Abdullah, who has said he would sign the security pact within a month of taking office, told the AP his position has not changed.

The election was held amid threats of violence by insurgents, who launched dozens of attacks in the run-up to the polls but largely failed to tamp down turnout.

The Taliban rejected Sunday’s partial results.

“These elections and their results are not legitimate. The country is occupied and there is fighting in the big cities. The winner and the loser are both criminals,” Taliban spokesman Qari Yousef Ahmadi said.

The results released Sunday are for 10 percent of the vote in 26 of Afghanistan’s 34 provinces. They represent a little over 500,000 ballots, Nouristani said.

Abdullah, who came in second to Karzai in the disputed 2009 election, had 212,312 votes. Ghani had 190,561 and Rassoul trailed with 49,821 votes. Numbers for the other five candidates were not announced.

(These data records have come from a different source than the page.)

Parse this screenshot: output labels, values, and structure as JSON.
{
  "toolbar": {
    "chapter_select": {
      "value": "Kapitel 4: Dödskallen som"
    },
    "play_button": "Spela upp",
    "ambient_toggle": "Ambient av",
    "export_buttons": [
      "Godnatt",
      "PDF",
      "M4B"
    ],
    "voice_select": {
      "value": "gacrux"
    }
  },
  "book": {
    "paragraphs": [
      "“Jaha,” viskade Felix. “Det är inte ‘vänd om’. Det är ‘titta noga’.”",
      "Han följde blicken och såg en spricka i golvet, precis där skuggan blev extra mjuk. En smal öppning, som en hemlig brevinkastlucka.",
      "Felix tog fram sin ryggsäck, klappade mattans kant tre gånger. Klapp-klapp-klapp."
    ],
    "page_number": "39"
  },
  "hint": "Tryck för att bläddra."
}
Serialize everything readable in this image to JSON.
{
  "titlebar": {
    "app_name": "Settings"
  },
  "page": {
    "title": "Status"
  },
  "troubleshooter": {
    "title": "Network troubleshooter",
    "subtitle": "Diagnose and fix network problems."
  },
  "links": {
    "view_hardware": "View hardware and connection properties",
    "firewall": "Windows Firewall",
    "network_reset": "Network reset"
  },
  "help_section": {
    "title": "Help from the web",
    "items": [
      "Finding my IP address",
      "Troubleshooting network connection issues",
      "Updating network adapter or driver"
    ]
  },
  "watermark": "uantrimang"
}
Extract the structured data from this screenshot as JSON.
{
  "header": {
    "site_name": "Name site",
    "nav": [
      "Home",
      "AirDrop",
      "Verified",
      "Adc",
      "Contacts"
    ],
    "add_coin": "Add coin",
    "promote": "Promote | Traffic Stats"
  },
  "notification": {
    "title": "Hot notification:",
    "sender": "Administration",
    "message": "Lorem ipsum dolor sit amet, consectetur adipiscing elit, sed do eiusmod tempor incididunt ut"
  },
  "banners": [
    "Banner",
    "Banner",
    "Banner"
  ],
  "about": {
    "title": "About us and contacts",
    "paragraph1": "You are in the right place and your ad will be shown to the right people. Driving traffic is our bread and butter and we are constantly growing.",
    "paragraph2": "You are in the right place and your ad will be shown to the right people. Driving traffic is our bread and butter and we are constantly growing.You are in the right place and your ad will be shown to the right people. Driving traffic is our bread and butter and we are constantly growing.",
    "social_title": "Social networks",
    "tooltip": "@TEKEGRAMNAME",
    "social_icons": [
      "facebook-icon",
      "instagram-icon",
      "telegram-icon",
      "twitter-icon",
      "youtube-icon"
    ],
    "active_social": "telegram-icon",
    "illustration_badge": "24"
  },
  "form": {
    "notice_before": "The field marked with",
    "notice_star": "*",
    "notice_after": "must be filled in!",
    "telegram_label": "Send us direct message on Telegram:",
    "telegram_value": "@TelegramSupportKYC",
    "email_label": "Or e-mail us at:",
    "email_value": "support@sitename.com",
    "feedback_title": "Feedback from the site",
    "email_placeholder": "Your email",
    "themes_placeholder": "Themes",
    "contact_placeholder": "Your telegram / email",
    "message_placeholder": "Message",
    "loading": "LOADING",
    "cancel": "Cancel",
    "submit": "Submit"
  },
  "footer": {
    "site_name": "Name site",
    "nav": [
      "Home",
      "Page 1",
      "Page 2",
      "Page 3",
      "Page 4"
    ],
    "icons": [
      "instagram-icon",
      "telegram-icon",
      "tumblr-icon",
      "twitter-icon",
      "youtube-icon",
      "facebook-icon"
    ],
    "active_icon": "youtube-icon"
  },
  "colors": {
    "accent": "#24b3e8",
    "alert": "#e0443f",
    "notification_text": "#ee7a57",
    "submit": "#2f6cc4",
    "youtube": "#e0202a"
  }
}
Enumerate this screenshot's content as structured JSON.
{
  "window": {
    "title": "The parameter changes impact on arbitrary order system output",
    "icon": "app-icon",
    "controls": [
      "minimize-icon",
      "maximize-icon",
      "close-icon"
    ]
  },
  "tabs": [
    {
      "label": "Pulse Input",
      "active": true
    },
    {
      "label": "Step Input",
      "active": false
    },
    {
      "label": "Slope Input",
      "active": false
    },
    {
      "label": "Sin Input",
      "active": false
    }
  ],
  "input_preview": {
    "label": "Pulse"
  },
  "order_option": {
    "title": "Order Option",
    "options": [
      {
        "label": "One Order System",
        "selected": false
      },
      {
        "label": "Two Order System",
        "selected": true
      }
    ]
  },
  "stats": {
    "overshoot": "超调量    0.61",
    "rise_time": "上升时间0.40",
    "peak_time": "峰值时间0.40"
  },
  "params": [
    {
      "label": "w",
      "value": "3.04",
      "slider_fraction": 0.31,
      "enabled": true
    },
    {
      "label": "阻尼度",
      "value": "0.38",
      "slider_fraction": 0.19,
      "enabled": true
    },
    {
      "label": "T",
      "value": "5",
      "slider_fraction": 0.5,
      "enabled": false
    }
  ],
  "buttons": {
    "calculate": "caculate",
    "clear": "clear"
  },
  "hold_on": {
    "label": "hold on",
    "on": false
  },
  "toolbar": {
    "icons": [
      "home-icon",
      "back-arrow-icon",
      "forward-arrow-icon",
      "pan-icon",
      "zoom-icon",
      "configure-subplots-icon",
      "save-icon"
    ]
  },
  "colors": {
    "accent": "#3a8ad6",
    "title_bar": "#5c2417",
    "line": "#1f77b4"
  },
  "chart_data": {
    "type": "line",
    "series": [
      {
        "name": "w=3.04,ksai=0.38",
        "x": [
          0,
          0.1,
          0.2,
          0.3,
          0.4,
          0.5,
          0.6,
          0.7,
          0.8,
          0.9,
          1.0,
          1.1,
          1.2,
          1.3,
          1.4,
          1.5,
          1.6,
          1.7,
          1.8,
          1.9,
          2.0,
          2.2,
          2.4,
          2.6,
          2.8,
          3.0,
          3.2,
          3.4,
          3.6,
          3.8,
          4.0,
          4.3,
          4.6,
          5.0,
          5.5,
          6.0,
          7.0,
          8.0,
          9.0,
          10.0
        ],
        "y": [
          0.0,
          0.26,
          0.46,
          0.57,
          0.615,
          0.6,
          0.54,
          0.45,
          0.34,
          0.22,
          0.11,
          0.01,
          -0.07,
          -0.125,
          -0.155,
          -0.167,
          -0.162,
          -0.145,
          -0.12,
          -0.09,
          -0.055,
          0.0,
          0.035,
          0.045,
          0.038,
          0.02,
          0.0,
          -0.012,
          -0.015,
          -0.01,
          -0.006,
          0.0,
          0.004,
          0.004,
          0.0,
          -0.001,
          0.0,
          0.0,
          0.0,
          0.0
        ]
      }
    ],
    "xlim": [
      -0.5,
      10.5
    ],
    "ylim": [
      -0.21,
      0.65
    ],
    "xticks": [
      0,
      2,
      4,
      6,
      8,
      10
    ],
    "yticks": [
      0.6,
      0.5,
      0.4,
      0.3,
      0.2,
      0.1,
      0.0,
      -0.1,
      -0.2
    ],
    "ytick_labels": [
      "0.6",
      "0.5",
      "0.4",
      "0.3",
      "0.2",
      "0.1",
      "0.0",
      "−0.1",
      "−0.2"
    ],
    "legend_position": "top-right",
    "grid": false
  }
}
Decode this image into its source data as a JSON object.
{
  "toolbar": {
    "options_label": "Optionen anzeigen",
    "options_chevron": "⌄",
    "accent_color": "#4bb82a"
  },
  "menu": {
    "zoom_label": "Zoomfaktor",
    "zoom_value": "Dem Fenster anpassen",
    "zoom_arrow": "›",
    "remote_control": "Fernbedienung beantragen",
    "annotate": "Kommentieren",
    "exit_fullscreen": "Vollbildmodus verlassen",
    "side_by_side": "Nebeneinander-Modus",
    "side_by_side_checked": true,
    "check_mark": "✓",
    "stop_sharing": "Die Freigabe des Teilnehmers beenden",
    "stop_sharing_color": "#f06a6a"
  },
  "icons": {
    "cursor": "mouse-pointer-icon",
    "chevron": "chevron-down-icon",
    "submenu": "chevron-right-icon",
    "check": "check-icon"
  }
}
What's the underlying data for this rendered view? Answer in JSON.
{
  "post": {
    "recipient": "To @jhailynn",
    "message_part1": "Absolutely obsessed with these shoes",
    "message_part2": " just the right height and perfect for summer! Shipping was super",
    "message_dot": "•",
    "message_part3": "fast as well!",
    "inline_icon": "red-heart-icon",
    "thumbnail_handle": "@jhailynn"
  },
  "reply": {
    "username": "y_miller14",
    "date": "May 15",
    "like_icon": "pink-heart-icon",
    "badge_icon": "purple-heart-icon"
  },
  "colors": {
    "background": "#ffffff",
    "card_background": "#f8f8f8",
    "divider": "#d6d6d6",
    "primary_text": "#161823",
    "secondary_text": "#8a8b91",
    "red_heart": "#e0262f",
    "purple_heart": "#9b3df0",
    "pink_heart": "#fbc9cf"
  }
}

Nearly 1,900 complaints of fraud have been filed, but the number is lower than that of the last election, said Mohammed Nadir Mohseni, the spokesman of the complaints committee of the Independent Elections Commission. Each allegation will be scrutinized so that there would be no question of the outcome of the April 5 vote, he said.

Of the complaints under investigation, 870 are serious enough to potentially affect results, he said. It was unclear if the majority of the alleged fraud favored one candidate or another.

Widespread allegations of fraud marred the 2009 vote and led to a third of the ballots for Karzai being disqualified, depriving him of the majority needed to avoid a runoff. His nearest rival, Abdullah, quit before a second round could be held, saying he did not believe it would be fair either.